Village Health Team volunteers work closely with the district eye health team, including Ophthalmic Clinical Officer James Murambwe, referring all patients with eye problems to them for diagnosis and treatment. James also regularly encounters patients who are reluctant to have surgery. “There is fear – fear of surgery. That is the main problem,” he explains. “They sometimes misinterpret that when you are taken for surgery you might be left blind.”

James has met Nasani several times, and is with us today to encourage Nasani to come to the outreach clinic for treatment. After a final eye examination, Nasani agrees to come with us for surgery. James leads him to the waiting 4×4, which is used to collect patients with trachoma who need a sight-saving operation. There is no road to Nasani’s house, just a narrow, bumpy mud path, so a less rugged vehicle would have no hope of getting here.

Fortunately, project driver Edmund is used to such roads – and much worse. He has driven patients to and from outreach camps all over this region and in other parts of Uganda. There are few cars on local roads here; most people get around by walking or taking a moped taxi from the nearest village. So transport to and from the outreach camp for surgery is vital to ensure patients – mostly elderly and all with low vision – can be taken for treatment.

A short while later, we arrive at Nsinze health centre, where a temporary operating theatre has been set up to carry out TT surgery. After a final eye examination and a general health check by nurse Janet, Nasani finally has the procedure he needs to stop his eye lashes scratching his cornea, putting an end to nearly 10 years of pain and sight problems.

The next day, we return to Nasani’s house with Village Health Worker Isabirye, so that James can remove his bandages and check that the surgery has been successful. Nasani can’t see much today because of the antibiotic ointment that James uses to prevent infection, but the family gather round to express their gratitude.

Nasani is hopeful that soon he will be able to see clearly and be able to look after himself, growing crops such as maize and beans. Isabirye is delighted that Nasani has finally agreed to the operation and that life will be easier now for the whole family.“I feel happy, of course”, he explains. “They have been suffering a lot. But now things will be better for them here because Nasani can carry out his [household] duties. Now that he’s had the operation, he will be comfortable.”
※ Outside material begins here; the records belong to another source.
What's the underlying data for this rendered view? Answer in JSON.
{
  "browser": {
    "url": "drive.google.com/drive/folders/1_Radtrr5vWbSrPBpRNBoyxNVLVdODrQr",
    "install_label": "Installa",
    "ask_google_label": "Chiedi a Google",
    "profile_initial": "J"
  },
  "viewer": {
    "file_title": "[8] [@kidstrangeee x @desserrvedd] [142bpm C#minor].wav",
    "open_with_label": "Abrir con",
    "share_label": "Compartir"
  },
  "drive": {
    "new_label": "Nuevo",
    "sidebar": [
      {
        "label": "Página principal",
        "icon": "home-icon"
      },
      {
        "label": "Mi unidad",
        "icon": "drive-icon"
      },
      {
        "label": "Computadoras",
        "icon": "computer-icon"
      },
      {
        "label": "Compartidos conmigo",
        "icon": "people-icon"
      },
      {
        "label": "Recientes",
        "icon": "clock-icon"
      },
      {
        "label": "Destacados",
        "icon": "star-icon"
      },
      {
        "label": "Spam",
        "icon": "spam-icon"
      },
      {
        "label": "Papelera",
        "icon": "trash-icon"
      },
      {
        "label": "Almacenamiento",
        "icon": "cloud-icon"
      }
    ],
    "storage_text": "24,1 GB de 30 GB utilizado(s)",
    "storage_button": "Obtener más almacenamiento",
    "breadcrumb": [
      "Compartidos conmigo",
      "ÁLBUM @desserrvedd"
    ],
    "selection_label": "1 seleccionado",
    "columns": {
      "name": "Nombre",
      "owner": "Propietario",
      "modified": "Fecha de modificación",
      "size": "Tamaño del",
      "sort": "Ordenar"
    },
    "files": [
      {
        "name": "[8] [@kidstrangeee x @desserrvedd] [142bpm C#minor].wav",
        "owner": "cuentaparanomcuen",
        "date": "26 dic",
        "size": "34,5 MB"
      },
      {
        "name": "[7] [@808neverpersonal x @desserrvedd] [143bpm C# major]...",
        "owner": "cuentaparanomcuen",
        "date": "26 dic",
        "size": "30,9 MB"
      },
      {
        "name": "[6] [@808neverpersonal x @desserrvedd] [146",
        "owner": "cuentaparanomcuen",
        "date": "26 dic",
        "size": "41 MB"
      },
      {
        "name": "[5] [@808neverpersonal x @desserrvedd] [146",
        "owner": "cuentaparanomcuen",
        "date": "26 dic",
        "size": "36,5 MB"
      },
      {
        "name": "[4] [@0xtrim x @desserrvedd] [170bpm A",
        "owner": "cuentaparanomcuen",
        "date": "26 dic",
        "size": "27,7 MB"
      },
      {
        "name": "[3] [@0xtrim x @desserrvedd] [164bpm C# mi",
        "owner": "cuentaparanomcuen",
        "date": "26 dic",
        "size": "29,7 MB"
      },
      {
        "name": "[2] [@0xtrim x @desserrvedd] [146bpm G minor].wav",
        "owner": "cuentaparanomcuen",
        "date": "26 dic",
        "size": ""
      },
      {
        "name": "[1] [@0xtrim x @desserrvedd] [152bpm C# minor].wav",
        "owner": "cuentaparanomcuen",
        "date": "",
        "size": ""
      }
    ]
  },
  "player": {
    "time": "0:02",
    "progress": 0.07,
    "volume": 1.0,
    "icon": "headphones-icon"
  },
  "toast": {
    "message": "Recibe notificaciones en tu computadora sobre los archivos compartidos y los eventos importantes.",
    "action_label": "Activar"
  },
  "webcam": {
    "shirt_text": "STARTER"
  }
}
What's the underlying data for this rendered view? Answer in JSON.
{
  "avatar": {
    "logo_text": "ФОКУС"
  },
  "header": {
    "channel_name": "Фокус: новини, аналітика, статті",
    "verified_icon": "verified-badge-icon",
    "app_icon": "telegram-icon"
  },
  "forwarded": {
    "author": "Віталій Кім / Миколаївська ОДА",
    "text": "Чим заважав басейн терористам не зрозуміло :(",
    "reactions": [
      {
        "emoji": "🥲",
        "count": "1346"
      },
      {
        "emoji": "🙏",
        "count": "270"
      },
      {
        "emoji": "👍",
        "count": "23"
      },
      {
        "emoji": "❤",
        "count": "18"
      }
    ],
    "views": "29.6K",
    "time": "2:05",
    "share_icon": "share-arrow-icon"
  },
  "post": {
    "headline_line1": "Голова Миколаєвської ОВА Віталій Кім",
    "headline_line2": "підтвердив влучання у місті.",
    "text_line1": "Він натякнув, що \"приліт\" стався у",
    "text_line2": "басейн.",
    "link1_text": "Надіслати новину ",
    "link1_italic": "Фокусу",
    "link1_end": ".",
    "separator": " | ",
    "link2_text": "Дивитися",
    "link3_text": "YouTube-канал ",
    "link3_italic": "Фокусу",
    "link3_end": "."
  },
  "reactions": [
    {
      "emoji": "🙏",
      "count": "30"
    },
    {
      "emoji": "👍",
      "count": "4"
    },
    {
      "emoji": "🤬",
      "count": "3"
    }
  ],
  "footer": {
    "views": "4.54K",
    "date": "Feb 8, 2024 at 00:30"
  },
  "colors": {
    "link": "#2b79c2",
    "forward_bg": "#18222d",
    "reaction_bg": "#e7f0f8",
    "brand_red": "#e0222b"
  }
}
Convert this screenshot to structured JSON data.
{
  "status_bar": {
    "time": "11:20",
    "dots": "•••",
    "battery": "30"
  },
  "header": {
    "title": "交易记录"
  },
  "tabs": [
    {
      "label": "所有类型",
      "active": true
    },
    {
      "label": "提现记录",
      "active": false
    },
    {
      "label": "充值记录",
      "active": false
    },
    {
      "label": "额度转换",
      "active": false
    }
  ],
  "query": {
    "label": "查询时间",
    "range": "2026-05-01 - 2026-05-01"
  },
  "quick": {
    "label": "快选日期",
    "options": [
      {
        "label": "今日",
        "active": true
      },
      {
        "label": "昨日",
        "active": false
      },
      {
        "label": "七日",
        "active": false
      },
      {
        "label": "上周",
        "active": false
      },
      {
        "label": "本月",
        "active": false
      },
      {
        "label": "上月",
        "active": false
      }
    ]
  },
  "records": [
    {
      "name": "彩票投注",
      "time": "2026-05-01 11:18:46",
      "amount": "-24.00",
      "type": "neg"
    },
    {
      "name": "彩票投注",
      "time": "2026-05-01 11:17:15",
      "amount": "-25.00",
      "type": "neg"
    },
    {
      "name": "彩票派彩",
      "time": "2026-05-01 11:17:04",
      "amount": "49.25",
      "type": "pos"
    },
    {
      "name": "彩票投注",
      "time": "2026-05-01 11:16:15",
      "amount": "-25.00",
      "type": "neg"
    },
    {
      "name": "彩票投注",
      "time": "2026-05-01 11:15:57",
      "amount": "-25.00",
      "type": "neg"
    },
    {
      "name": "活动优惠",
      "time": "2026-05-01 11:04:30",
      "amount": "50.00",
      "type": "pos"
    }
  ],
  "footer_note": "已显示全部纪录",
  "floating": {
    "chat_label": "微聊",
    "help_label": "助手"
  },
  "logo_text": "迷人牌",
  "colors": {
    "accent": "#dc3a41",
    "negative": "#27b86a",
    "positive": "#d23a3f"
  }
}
Surgery to treat trachoma trichiasis takes less than 15 minutes. But for many patients, surgery marks the end of months of visits, gentle persuasion and reassurance by the village health and district eye health teams. Thanks to the concerted efforts of the team in Uganda and supporters who enable this work to happen, Nasani and others like him can now live free from pain, able to see more clearly, visit friends and neighbours and care for themselves. Trachoma trichiasis has now been eliminated in this area of Uganda – it’s amazing what teamwork can achieve.

Picture above: Isabirye Mugulwa with Nasani at his home. The Village Health Team volunteer has worked closely with Nasani and his family to help him overcome his fear of surgery. ©CBM/Trenchard